On December 15th, 2021, Senior Carter Jenkins committed to Taylor University to continue his football career. “My career at Woodgrove helped me with my decision by supporting me and guiding me through the college process. Coach Barlow helped me the most with the football side of college, and my teachers helped me with all the academic parts.” 

Senior Joey Colucci is a baseball player at Woodgrove. Colucci is committed to the University of Maryland to continue playing baseball. A word of advice from Colucci for athletes who want to go to the college level, “For any athletes starting to play in college, know ahead of time that playing in college is no joke. You will be overworked and pushed to your limits. If you want to be good at your craft and play at the next level, you have to make sacrifices in order to get there.” 

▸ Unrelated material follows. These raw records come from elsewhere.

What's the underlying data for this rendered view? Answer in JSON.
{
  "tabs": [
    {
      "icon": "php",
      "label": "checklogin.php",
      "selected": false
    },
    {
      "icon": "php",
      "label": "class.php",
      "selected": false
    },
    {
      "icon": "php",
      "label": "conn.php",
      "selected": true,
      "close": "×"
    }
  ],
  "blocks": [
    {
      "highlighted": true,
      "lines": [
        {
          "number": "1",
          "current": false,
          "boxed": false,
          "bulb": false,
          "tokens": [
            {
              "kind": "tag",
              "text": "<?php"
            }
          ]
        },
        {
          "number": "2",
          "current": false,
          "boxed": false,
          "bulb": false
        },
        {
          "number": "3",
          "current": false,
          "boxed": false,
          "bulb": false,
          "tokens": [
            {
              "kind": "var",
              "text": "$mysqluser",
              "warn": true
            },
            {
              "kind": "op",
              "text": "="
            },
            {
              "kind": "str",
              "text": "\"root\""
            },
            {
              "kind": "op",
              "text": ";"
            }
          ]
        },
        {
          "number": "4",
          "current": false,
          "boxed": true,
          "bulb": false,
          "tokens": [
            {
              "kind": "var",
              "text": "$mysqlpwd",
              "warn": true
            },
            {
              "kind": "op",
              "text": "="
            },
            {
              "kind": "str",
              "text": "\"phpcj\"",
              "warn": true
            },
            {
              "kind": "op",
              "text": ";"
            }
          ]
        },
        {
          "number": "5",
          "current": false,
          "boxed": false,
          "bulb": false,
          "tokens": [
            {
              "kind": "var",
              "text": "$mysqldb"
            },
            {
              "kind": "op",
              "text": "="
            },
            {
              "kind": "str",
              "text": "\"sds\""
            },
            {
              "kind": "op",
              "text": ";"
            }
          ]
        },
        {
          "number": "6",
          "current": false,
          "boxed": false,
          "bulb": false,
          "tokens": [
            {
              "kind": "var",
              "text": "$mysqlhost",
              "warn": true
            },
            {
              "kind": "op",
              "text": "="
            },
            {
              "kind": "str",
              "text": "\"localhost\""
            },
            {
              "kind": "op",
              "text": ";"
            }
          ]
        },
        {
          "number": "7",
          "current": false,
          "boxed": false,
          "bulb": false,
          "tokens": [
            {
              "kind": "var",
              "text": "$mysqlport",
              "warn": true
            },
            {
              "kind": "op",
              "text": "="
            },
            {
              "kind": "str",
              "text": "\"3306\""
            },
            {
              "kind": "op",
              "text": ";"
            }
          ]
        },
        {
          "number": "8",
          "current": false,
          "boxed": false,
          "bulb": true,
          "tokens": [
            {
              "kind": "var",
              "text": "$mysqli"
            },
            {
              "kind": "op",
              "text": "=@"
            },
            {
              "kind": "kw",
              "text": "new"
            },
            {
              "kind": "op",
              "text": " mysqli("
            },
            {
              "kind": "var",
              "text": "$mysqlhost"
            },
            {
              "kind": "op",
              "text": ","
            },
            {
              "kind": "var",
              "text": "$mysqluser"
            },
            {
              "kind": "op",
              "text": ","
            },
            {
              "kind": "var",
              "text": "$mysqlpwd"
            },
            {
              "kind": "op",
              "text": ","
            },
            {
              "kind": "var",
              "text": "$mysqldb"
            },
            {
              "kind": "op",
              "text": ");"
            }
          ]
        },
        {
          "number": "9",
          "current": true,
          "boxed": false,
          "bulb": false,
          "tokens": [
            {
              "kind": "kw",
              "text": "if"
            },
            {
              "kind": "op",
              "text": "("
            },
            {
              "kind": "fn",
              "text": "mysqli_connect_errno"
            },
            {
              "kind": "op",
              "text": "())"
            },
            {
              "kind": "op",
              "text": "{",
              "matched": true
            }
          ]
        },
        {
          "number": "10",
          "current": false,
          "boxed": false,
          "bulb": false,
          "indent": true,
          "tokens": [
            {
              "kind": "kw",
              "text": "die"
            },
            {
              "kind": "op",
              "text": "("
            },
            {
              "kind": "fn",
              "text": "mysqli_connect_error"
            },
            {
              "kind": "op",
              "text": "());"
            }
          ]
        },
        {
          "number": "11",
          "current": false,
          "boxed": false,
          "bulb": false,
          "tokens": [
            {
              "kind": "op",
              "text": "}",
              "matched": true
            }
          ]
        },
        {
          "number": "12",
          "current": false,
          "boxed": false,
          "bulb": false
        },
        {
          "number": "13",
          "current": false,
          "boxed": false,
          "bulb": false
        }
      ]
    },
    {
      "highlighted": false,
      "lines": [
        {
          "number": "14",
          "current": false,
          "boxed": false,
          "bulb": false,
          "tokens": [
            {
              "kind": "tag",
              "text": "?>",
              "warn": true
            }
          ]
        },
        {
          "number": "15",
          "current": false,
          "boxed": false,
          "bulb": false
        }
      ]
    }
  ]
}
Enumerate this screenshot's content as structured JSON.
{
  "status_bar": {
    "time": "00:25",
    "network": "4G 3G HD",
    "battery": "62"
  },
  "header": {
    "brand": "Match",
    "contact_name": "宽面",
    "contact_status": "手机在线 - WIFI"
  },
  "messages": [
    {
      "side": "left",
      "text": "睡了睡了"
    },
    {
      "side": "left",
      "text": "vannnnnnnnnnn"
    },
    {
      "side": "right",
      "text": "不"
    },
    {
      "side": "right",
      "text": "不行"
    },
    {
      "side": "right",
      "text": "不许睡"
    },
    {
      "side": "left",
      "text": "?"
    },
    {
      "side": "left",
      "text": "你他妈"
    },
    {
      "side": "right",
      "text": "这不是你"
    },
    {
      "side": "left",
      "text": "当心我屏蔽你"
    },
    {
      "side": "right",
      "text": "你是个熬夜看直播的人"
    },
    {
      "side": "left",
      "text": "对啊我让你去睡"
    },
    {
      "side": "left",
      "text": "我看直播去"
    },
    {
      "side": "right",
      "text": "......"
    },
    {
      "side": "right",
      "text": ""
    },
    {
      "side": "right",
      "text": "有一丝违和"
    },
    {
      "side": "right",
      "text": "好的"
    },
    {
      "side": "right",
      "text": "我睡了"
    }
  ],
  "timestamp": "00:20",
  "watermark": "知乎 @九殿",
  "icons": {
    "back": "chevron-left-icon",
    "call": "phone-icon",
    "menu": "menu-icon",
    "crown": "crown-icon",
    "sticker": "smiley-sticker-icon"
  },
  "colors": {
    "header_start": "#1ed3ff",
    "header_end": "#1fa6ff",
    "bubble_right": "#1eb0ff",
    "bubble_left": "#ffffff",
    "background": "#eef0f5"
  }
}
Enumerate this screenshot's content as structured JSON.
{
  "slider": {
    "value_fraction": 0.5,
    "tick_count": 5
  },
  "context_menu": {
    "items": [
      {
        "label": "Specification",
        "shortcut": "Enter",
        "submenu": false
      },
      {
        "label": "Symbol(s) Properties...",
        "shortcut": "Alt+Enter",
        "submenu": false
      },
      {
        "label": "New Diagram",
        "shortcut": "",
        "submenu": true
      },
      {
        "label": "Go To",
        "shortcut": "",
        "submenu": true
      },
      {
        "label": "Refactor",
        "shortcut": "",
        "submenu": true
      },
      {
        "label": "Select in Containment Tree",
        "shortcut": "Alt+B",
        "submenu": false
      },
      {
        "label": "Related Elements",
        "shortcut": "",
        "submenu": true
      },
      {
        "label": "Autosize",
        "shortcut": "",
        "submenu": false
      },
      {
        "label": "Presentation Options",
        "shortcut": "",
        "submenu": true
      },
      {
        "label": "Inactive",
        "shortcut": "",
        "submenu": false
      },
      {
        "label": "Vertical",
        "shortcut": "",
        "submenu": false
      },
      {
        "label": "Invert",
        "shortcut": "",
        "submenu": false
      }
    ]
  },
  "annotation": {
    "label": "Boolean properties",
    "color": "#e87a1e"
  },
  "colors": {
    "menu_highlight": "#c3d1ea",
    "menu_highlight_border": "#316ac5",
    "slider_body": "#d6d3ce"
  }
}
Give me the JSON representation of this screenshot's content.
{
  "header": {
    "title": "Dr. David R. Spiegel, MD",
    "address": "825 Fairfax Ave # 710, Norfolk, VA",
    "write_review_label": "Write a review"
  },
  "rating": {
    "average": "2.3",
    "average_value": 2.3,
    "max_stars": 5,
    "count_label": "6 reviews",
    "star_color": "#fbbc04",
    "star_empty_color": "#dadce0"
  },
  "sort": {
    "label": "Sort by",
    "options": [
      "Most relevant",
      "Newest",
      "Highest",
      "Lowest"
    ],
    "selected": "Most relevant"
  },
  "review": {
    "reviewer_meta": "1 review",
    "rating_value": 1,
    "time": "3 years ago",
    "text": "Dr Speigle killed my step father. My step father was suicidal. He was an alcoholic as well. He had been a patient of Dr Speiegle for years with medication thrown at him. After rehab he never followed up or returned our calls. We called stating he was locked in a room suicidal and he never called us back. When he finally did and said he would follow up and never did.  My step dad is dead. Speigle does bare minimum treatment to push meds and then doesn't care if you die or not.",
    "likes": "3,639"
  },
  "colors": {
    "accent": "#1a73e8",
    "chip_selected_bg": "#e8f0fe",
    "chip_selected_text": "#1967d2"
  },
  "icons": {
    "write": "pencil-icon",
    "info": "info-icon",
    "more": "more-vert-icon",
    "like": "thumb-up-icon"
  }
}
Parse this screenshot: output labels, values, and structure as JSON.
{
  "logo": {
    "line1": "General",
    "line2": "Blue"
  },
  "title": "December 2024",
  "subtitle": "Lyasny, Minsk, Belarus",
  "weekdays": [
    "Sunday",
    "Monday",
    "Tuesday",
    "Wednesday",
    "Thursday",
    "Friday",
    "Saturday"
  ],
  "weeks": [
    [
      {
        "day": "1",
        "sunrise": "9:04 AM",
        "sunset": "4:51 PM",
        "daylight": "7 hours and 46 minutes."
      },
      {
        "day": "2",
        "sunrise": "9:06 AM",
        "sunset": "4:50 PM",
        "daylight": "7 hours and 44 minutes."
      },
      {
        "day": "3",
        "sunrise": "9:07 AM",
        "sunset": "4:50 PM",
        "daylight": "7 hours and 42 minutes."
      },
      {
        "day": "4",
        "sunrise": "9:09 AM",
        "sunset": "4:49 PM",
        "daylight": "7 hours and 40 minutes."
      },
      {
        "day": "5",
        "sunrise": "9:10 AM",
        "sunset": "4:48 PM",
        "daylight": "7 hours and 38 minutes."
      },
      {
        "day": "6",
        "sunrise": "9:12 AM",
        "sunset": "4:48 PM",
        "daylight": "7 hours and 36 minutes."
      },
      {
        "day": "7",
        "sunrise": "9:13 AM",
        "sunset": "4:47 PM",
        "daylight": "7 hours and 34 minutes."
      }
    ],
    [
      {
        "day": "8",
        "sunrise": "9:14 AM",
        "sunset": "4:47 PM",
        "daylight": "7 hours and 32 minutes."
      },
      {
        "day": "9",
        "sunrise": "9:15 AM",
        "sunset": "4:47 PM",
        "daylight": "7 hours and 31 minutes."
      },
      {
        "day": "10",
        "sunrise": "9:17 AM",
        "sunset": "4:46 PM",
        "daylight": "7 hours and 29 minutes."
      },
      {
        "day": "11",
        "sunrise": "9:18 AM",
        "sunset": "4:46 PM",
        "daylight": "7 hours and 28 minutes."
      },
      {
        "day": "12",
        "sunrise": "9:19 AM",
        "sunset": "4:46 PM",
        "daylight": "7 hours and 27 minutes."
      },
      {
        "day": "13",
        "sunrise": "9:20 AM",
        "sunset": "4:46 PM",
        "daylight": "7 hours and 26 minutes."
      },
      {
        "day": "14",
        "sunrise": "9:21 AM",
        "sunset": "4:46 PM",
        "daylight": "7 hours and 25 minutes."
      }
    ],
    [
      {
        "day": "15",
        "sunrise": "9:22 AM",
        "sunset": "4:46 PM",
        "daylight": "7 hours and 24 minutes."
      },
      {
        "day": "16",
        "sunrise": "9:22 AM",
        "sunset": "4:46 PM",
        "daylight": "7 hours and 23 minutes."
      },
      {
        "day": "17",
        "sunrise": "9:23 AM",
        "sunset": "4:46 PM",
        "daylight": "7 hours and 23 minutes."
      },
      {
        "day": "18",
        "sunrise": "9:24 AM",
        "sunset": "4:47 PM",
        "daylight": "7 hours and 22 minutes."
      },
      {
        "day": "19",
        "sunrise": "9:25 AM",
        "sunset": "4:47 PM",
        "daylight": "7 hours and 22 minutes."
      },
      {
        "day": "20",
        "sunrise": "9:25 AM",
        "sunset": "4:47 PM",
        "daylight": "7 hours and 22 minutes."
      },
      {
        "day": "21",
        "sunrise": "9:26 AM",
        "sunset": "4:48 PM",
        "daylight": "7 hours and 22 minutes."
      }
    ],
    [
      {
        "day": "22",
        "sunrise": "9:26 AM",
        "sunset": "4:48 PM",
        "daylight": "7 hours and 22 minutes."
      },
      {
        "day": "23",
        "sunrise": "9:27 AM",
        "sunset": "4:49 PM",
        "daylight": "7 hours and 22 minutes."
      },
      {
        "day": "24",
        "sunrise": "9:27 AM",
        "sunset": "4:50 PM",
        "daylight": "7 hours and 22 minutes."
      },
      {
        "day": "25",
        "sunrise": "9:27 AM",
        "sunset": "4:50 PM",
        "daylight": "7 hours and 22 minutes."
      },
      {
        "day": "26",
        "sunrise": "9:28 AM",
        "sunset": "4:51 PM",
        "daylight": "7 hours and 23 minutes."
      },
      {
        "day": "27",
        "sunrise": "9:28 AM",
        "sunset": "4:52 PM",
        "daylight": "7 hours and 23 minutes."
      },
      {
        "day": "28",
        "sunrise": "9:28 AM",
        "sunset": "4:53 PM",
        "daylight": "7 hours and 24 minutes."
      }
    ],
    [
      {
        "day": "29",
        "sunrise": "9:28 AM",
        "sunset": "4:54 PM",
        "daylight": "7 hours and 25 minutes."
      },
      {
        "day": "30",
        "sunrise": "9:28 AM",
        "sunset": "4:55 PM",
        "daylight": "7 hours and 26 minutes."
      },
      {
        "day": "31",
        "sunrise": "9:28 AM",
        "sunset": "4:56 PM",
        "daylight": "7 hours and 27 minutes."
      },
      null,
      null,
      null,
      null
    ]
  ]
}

Colucci winds up to throw the opening pitch. Photo provided by Joey Colucci.

In 1939, the Oregon Ducks beat Ohio state 46-33 to win the first ever NCAA Men’s District-1 Tournament. The first tournament was held in Evanston, Illinois. This started as a high school basketball tournament which transformed to a collegiate level competition. It has become a yearly tradition with 82 champions and lots of excitement. The name March Madness didn’t become official until a sports commentator named Brent Musberger used the name in reference to the tournament in 1982. 

March Madness has evolved over the decades but saw a change recently. The March 2020 season tournament was canceled due to the Covid pandemic. Last year, the 2021 tournament was based out of Indiana to control the amount of travel and number of cases transmitted. It’s now 2022, and March Madness is back to normal. Games this year are all over the United States. The closest ones to Virginia are in Pittsburgh and Philadelphia. March Madness will be an electrifying environment this year, fans can hardly wait!